**GOAL OF THE EXERCISE:** Copy out all lines of the records in which the word "active" appears.

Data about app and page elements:

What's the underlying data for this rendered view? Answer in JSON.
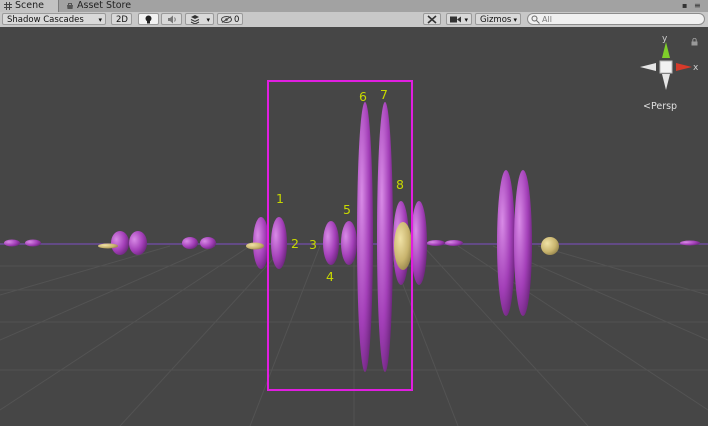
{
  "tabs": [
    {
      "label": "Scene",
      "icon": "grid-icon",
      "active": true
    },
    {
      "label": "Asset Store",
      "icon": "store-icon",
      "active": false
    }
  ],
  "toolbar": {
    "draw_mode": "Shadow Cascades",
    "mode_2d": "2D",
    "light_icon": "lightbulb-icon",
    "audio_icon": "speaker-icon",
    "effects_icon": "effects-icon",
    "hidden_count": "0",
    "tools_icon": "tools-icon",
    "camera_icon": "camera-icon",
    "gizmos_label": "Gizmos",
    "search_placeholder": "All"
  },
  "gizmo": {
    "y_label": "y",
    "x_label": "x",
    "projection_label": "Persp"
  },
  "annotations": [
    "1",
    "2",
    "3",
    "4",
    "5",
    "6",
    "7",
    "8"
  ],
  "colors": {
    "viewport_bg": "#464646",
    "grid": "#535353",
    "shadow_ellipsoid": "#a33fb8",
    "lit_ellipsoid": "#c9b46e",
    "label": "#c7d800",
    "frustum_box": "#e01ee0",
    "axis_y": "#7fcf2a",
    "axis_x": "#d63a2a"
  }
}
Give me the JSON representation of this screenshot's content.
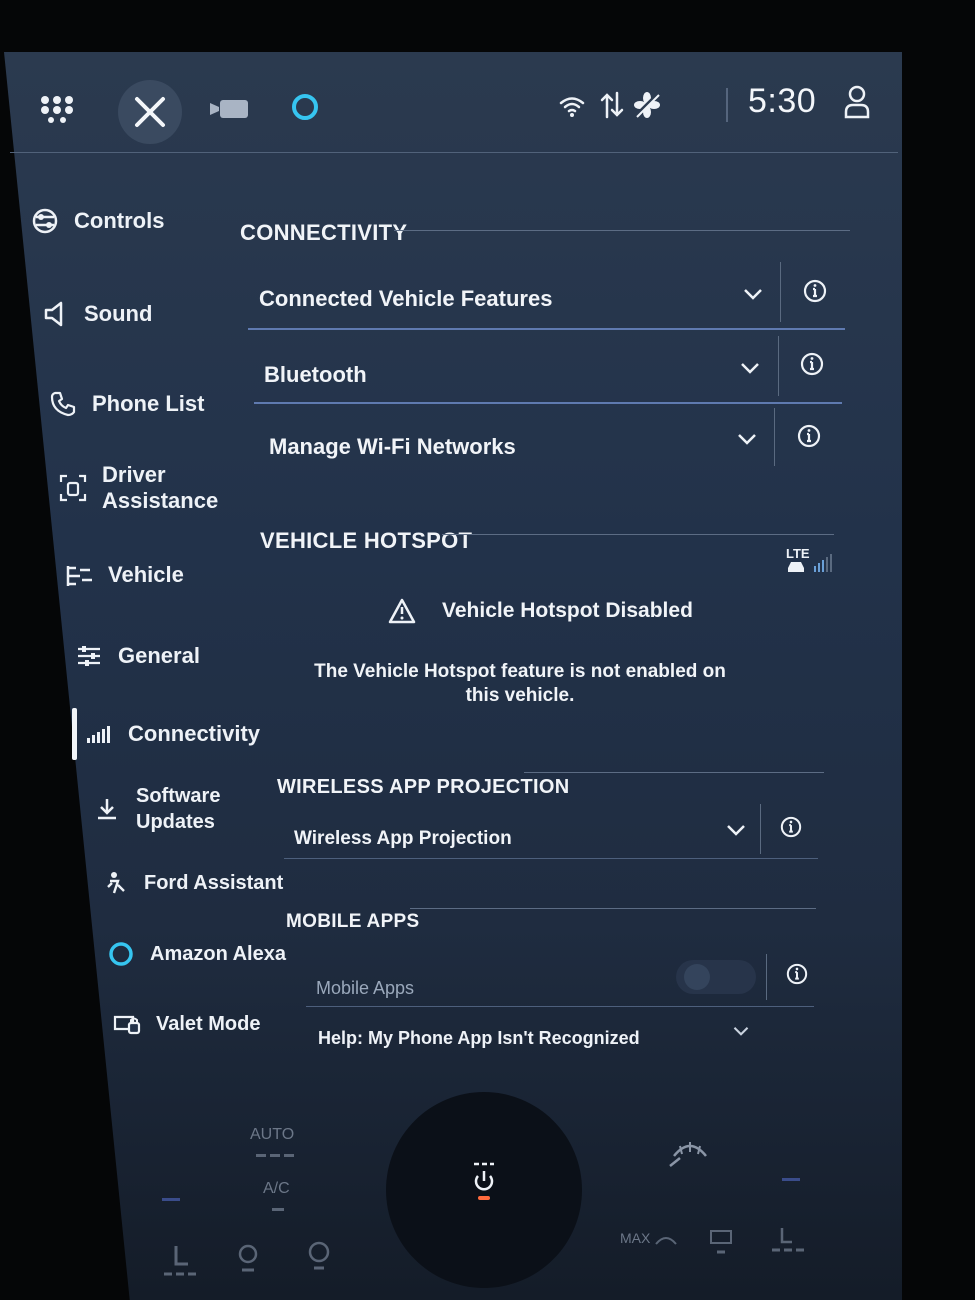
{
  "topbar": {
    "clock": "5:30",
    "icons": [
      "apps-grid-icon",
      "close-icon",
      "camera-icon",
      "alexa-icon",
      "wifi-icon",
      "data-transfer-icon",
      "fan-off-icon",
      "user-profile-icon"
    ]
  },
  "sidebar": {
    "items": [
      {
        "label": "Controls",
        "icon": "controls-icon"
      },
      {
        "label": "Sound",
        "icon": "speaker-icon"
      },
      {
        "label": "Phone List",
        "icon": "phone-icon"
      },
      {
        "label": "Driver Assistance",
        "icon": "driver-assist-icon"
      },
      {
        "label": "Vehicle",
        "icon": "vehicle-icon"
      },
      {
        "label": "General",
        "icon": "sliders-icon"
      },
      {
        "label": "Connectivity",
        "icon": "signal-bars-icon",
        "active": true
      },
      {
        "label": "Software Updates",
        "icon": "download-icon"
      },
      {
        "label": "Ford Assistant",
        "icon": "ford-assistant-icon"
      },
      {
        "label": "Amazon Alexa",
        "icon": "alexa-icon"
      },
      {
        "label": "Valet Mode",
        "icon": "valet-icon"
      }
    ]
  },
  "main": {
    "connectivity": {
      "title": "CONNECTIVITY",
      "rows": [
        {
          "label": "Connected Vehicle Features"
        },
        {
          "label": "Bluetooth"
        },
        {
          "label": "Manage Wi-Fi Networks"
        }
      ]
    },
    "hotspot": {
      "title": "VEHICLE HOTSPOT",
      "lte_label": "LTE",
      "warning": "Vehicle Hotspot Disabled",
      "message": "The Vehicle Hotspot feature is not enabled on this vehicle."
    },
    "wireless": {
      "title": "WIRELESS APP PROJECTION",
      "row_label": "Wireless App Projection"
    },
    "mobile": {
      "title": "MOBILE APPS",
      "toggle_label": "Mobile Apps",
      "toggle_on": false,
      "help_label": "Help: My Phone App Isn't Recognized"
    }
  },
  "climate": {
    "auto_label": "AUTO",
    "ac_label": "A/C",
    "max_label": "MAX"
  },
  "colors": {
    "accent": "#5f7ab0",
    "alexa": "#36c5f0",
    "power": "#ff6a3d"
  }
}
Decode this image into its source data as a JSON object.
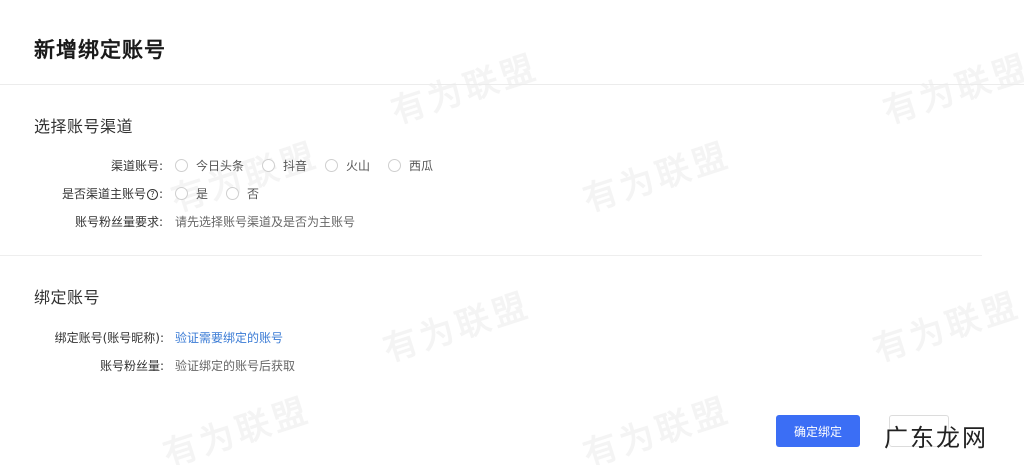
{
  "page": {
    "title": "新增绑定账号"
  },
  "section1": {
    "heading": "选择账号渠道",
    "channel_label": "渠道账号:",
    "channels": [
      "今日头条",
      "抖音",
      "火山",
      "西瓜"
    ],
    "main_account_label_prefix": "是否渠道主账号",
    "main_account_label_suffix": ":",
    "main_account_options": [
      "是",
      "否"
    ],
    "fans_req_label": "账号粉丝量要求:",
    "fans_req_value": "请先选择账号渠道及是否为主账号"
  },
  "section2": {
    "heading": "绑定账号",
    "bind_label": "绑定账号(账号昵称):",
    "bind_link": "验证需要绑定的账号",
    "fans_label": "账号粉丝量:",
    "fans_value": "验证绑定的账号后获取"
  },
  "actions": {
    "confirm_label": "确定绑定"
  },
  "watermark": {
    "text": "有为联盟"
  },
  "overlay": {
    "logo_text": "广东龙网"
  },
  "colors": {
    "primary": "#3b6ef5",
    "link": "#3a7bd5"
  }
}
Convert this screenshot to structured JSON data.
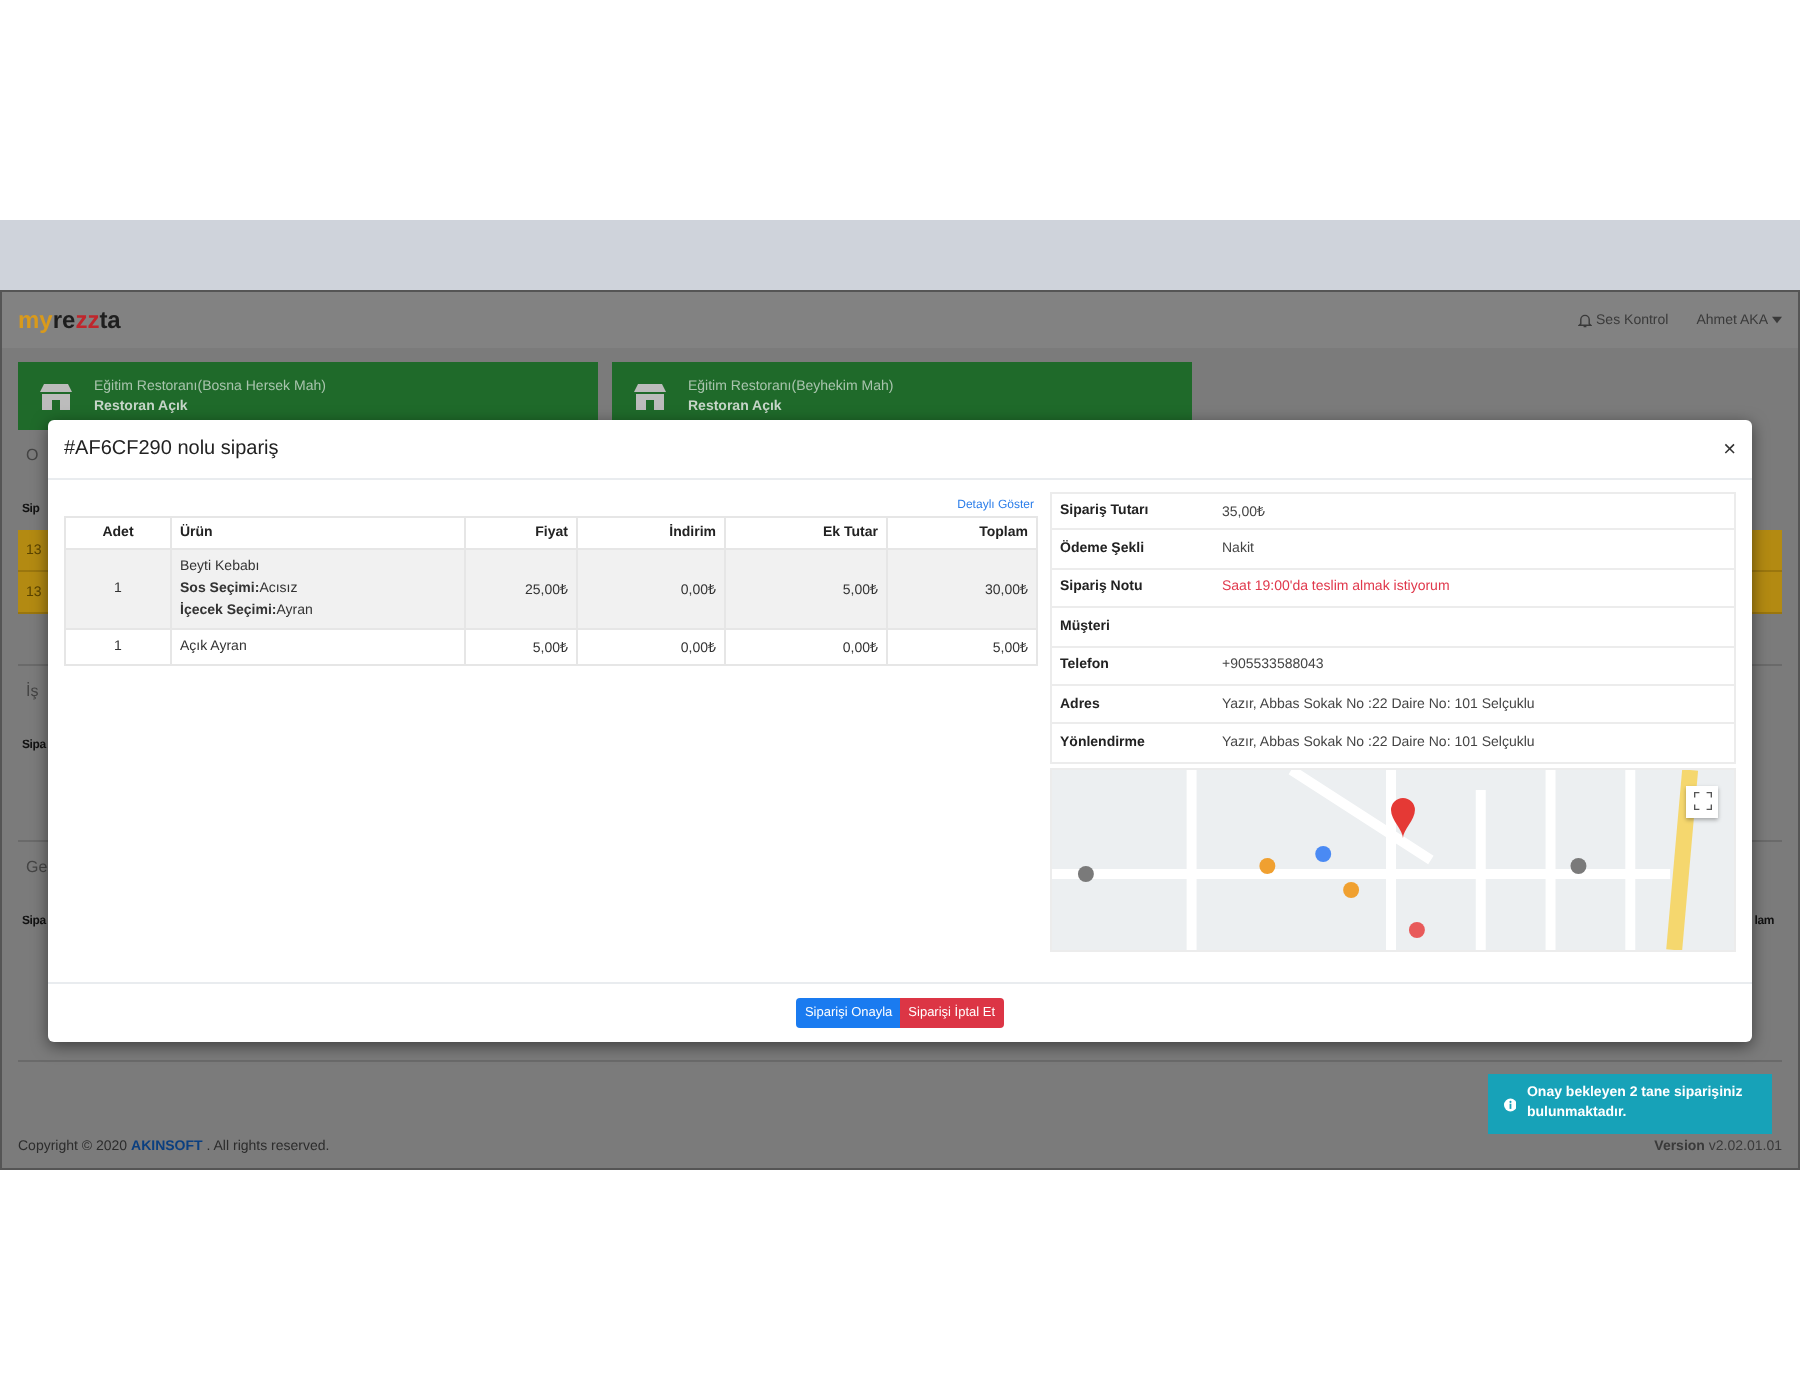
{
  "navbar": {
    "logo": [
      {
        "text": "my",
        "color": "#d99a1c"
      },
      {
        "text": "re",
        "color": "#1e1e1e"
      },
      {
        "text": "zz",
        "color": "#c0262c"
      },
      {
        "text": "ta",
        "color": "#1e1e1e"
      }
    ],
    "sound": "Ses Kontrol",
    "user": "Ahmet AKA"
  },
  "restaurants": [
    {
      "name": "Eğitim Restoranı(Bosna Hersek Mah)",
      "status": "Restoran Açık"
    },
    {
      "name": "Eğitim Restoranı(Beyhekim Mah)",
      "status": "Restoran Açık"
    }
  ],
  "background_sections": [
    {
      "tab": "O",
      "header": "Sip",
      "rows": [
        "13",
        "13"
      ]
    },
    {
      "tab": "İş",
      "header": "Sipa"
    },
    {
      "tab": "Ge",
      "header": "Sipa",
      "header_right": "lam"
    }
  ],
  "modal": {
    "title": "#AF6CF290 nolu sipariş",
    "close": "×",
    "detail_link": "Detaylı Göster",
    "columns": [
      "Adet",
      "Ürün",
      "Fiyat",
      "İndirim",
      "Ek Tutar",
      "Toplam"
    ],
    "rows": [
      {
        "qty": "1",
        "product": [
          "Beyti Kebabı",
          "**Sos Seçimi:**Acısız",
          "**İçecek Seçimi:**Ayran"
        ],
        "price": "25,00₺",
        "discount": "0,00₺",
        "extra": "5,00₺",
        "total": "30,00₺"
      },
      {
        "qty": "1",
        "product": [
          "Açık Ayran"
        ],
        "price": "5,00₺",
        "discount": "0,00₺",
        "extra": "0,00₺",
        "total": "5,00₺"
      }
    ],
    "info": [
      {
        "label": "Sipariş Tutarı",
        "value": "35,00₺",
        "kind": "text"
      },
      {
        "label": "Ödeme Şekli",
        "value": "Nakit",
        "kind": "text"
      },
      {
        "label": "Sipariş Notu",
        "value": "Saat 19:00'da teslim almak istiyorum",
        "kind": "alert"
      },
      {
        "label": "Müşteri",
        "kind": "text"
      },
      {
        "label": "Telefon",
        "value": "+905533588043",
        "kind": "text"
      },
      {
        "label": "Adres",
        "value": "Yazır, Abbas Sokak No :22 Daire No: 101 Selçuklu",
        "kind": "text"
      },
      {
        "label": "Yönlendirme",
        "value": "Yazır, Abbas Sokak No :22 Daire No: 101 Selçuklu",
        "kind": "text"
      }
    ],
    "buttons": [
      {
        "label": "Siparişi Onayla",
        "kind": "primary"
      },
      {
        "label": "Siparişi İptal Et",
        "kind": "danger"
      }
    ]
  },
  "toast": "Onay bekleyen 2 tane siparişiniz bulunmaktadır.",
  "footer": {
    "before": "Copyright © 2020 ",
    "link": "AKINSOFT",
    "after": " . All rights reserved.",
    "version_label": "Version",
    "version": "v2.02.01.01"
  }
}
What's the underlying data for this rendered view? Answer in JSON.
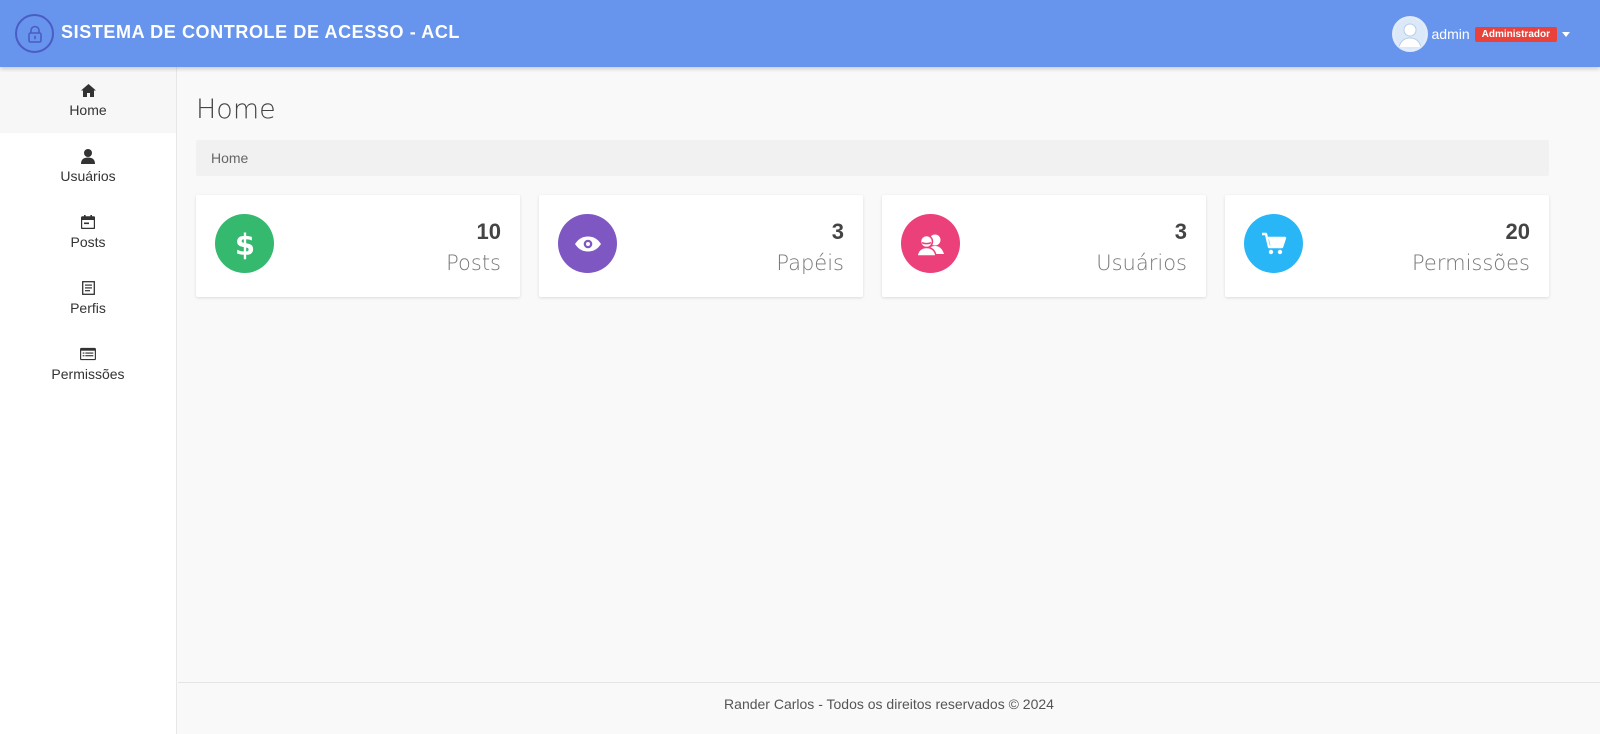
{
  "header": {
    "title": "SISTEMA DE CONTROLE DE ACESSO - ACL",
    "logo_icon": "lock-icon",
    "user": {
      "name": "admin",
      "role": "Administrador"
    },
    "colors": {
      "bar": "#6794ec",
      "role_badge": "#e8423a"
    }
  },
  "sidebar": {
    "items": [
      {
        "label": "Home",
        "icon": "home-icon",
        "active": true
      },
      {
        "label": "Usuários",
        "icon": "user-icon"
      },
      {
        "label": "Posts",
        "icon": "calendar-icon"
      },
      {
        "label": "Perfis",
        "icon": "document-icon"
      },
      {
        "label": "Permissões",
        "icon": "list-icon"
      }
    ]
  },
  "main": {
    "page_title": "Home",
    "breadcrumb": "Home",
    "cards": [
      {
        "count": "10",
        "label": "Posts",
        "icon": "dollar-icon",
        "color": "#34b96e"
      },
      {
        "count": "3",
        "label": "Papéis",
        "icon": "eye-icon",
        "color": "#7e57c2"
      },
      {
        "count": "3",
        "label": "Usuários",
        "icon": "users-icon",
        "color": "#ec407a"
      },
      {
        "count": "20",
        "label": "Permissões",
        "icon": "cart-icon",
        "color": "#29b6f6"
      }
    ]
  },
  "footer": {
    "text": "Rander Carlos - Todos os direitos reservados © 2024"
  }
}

**SOLUTION TO THIS TASK:**
      "active": true
      "active": false
        "active": true
        "active": true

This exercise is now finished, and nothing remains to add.